Teachers and students at Chief Joseph Middle School in Richland will have to deal with ice cold and blazing hot classrooms for a little longer.
The Richland School Board and district administrators have moved quickly to replace the aging heating and cooling units at the school since voters passed a $98 million bond in February.
Unfortunately, it will take another four months to design the new units and longer for parts to come in, said district officials. That means the district can't get the project done this summer and the school will have to make it through one more school year with the current system.
The $5 million Chief Joseph project was one of the least expensive items to be funded by the bond, which will build several elementary schools, a middle school and other construction. However, district officials said a bond would be the only way the district could finance the project.
Employees at the school have said temperatures in the building can vary widely, even from room to room, regardless of the time of year. Repairs to the system are costly because some new parts have to be specially made since they aren't commercially available.
The new units will be a boiler-chiller system with an estimated lifetime of 30 years.
Interim Superintendent Rich Puryear told the Herald the original plan was to have the new units installed this summer while students were out for break, but the design timeline won't fit that. And the units have to be installed when students aren't in the school.
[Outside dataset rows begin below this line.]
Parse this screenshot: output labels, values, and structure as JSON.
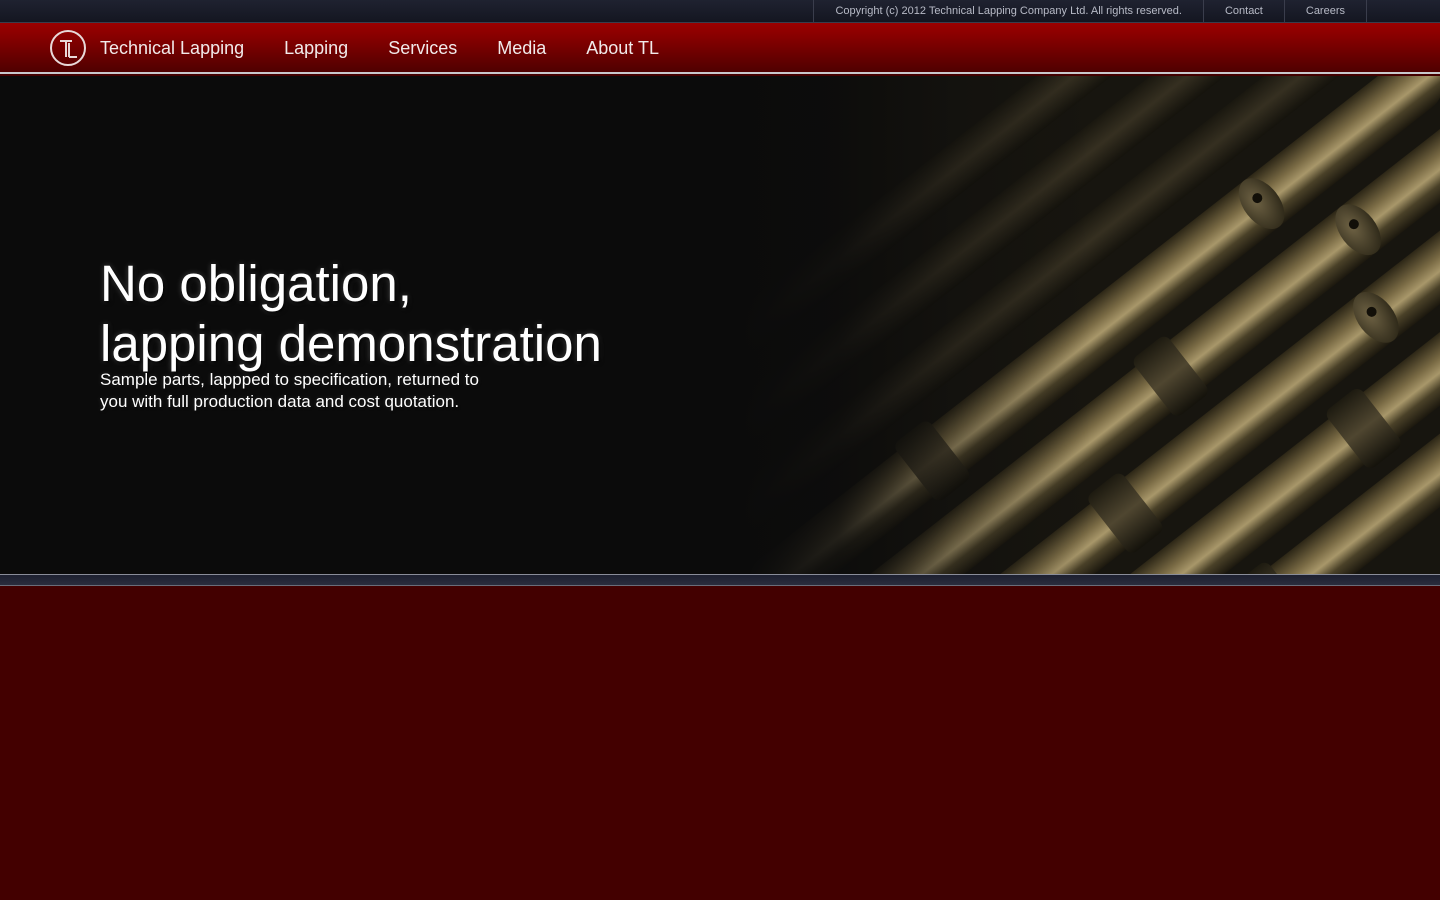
{
  "utility_bar": {
    "copyright": "Copyright (c) 2012 Technical Lapping Company Ltd. All rights reserved.",
    "links": [
      {
        "label": "Contact"
      },
      {
        "label": "Careers"
      }
    ]
  },
  "brand": {
    "logo_letters": "TL",
    "name": "Technical Lapping"
  },
  "nav": {
    "items": [
      {
        "label": "Lapping"
      },
      {
        "label": "Services"
      },
      {
        "label": "Media"
      },
      {
        "label": "About TL"
      }
    ]
  },
  "hero": {
    "headline_line1": "No obligation,",
    "headline_line2": "lapping demonstration",
    "subtext_line1": "Sample parts, lappped to specification, returned to",
    "subtext_line2": "you with full production data and cost quotation."
  },
  "colors": {
    "nav_red": "#9c0000",
    "footer_maroon": "#430000",
    "hero_black": "#0b0b0b",
    "utility_navy": "#1f2230"
  }
}
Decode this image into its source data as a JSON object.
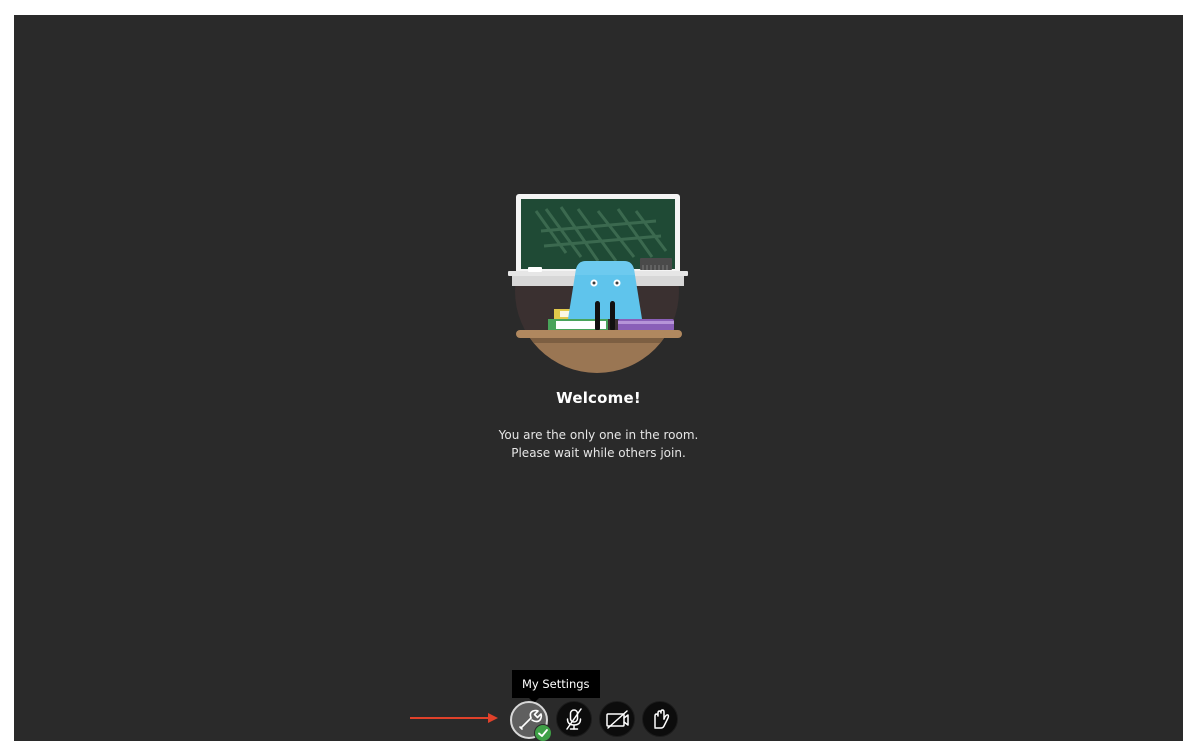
{
  "welcome": {
    "title": "Welcome!",
    "line1": "You are the only one in the room.",
    "line2": "Please wait while others join."
  },
  "tooltip": {
    "text": "My Settings"
  },
  "controls": [
    {
      "name": "my-settings",
      "icon": "wrench-icon",
      "status_icon": "check-icon"
    },
    {
      "name": "microphone",
      "icon": "mic-off-icon"
    },
    {
      "name": "camera",
      "icon": "camera-off-icon"
    },
    {
      "name": "raise-hand",
      "icon": "hand-icon"
    }
  ],
  "colors": {
    "background": "#2a2a2a",
    "annotation_arrow": "#e0412a",
    "status_green": "#3fa047",
    "robot_blue": "#5fc4ec"
  }
}
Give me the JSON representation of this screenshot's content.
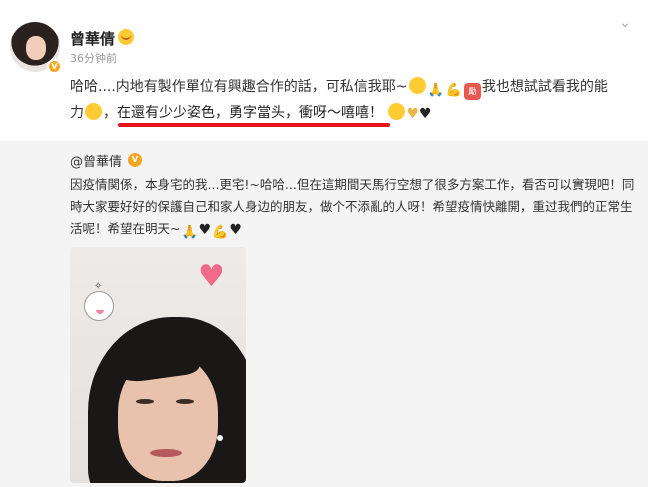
{
  "post": {
    "username": "曾華倩",
    "time": "36分钟前",
    "line1": "哈哈....内地有製作單位有興趣合作的話，可私信我耶~",
    "line1_tail": "我也想試試看我的能",
    "line2_prefix": "力",
    "line2_highlight": "在還有少少姿色，勇字當头，衝呀～嘻嘻！",
    "badge_text": "勵"
  },
  "repost": {
    "username": "@曾華倩",
    "line1": "因疫情関係，本身宅的我...更宅!~哈哈...但在這期間天馬行空想了很多方案工作，看否可以實現吧！同",
    "line2": "時大家要好好的保護自己和家人身边的朋友，做个不添亂的人呀！希望疫情快離開，重过我們的正常生",
    "line3": "活呢！希望在明天~"
  },
  "icons": {
    "chevron": "chevron-down-icon",
    "verified": "verified-badge-icon"
  },
  "colors": {
    "highlight_underline": "#e8141a",
    "verified": "#f5a623",
    "repost_bg": "#f4f4f4"
  }
}
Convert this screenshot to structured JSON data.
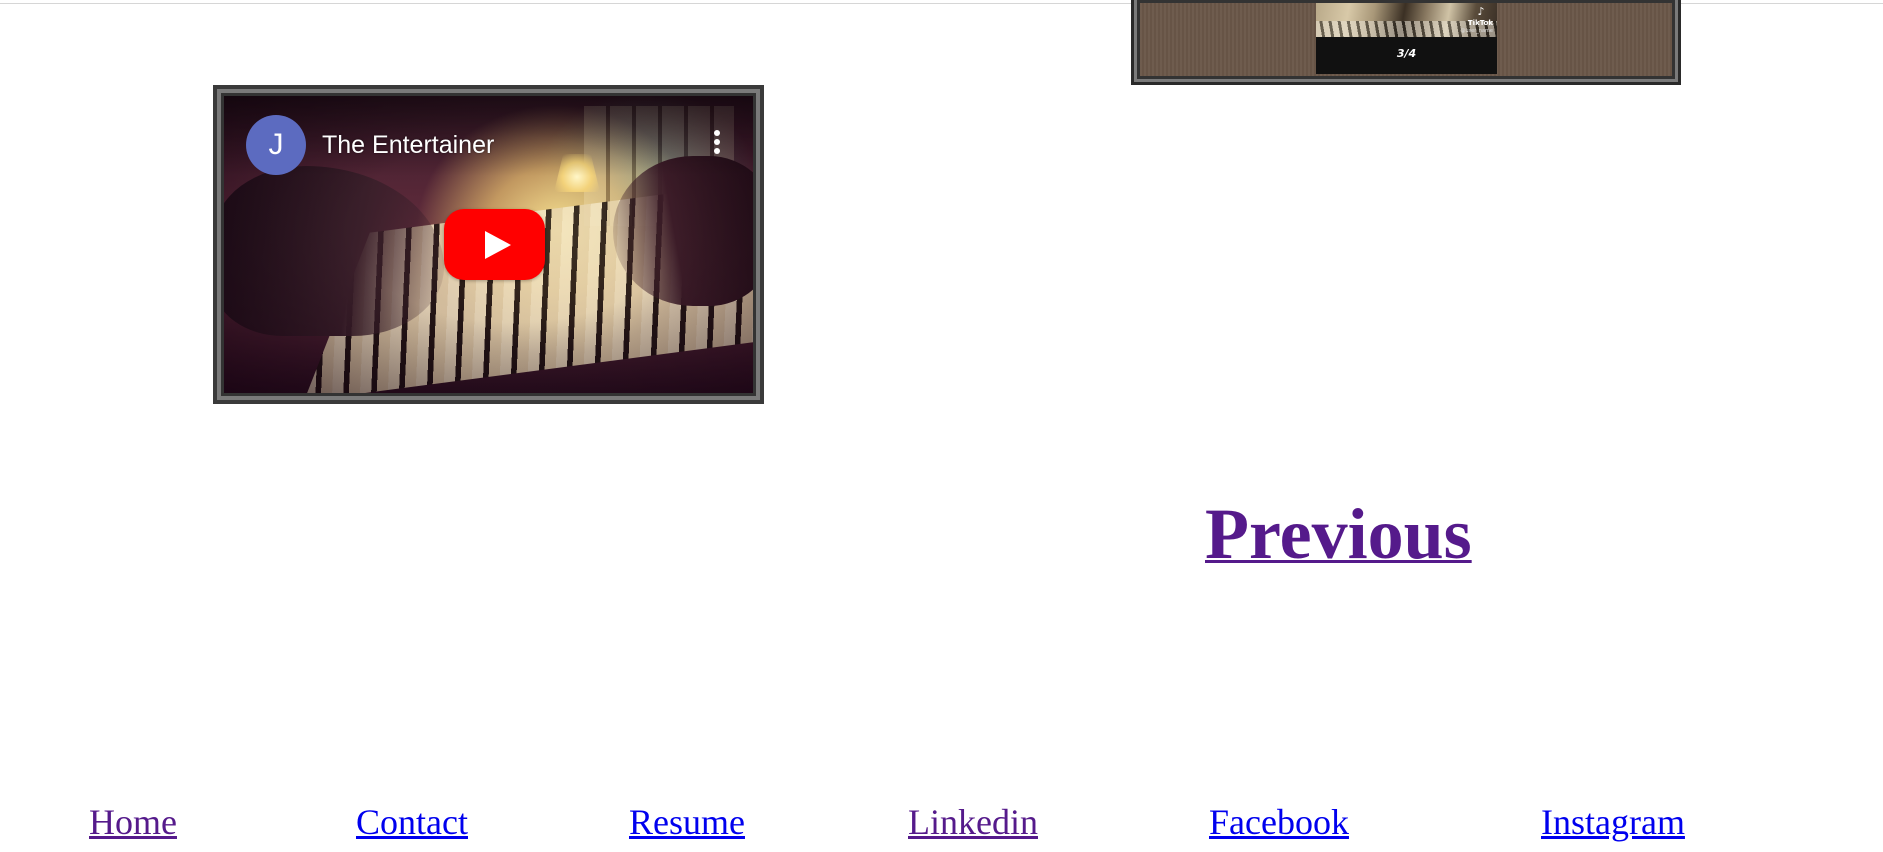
{
  "video_left": {
    "channel_initial": "J",
    "title": "The Entertainer",
    "avatar_color": "#5c6bc0",
    "play_button_color": "#ff0000",
    "icons": [
      "more-vert-icon",
      "play-icon"
    ]
  },
  "video_right": {
    "brand": "TikTok",
    "handle": "@user_name",
    "counter": "3/4",
    "icons": [
      "tiktok-logo-icon"
    ]
  },
  "previous": {
    "label": "Previous"
  },
  "footer": {
    "links": [
      {
        "label": "Home",
        "state": "visited"
      },
      {
        "label": "Contact",
        "state": "unvisited"
      },
      {
        "label": "Resume",
        "state": "unvisited"
      },
      {
        "label": "Linkedin",
        "state": "visited"
      },
      {
        "label": "Facebook",
        "state": "unvisited"
      },
      {
        "label": "Instagram",
        "state": "unvisited"
      }
    ]
  },
  "colors": {
    "link_visited": "#551a8b",
    "link_unvisited": "#0000ee",
    "frame_border": "#3a3a3a",
    "frame_highlight": "#7a7a7a"
  }
}
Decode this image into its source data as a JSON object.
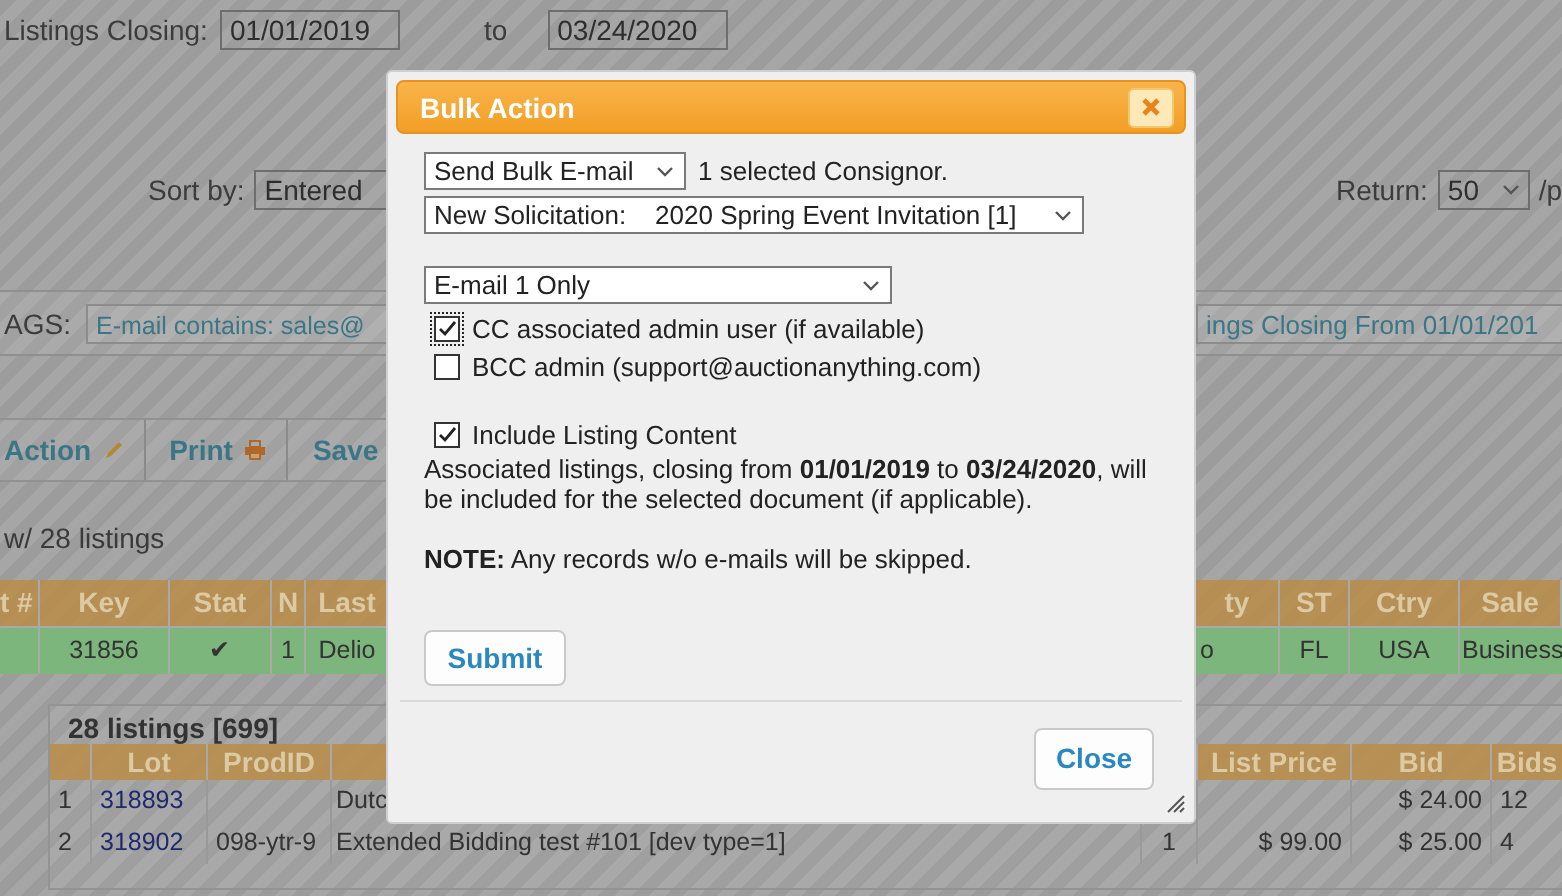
{
  "filters": {
    "closing_label": "Listings Closing:",
    "date_from": "01/01/2019",
    "to_label": "to",
    "date_to": "03/24/2020",
    "sort_label": "Sort by:",
    "sort_value": "Entered",
    "return_label": "Return:",
    "return_value": "50",
    "per_page_label": "/p"
  },
  "tags": {
    "label": "AGS:",
    "items": [
      "E-mail contains: sales@",
      "ings Closing From 01/01/201"
    ]
  },
  "toolbar": [
    "Action",
    "Print",
    "Save"
  ],
  "result_count": "w/ 28 listings",
  "consignors": {
    "columns": [
      "t #",
      "Key",
      "Stat",
      "N",
      "Last",
      "ty",
      "ST",
      "Ctry",
      "Sale"
    ],
    "rows": [
      {
        "selected": true,
        "cells": {
          "key": "31856",
          "stat": "✔",
          "n": "1",
          "last": "Delio",
          "column_6": "o",
          "st": "FL",
          "ctry": "USA",
          "sale": "Business"
        }
      }
    ]
  },
  "listings": {
    "title": "28 listings [699]",
    "columns": {
      "lot": "Lot",
      "prod_id": "ProdID",
      "list_price": "List Price",
      "bid": "Bid",
      "bids": "Bids"
    },
    "rows": [
      {
        "index": "1",
        "lot": "318893",
        "title": "Dutc",
        "bid": "$ 24.00",
        "bids": "12"
      },
      {
        "index": "2",
        "lot": "318902",
        "prod_id": "098-ytr-9",
        "title": "Extended Bidding test #101 [dev type=1]",
        "qty": "1",
        "list_price": "$ 99.00",
        "bid": "$ 25.00",
        "bids": "4"
      }
    ]
  },
  "dialog": {
    "title": "Bulk Action",
    "action_select": "Send Bulk E-mail",
    "selection_note": "1 selected Consignor.",
    "document_select": "New Solicitation:    2020 Spring Event Invitation [1]",
    "email_select": "E-mail 1 Only",
    "options": [
      {
        "label": "CC associated admin user (if available)",
        "checked": true
      },
      {
        "label": "BCC admin (support@auctionanything.com)",
        "checked": false
      }
    ],
    "include": {
      "label": "Include Listing Content",
      "checked": true,
      "description": "Associated listings, closing from **01/01/2019** to **03/24/2020**, will be included for the selected document (if applicable)."
    },
    "note": "**NOTE:** Any records w/o e-mails will be skipped.",
    "submit": "Submit",
    "close": "Close"
  }
}
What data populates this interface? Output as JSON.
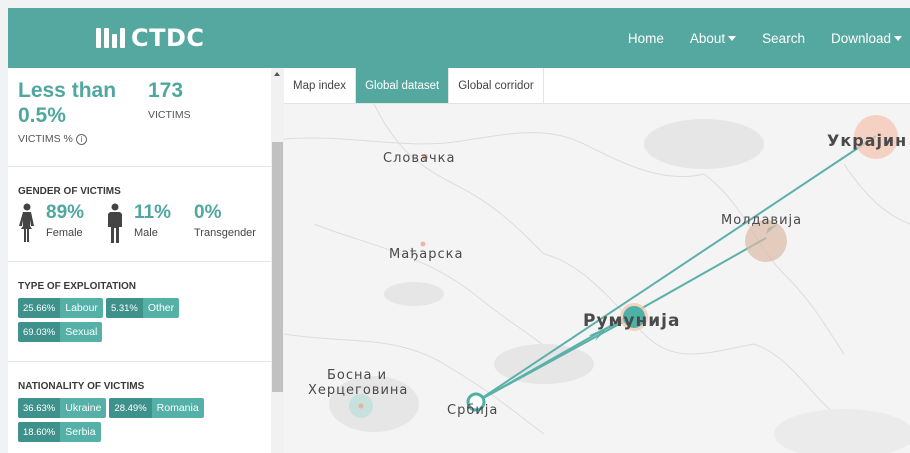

Puryear said the district's maintenance staff will be able to keep the current units running for one more school year and the new ones will be installed immediately after classes are out in June 2014.
-- Ty Beaver: 509-582-1402; firstname.lastname@example.org; Twitter: @_tybeaver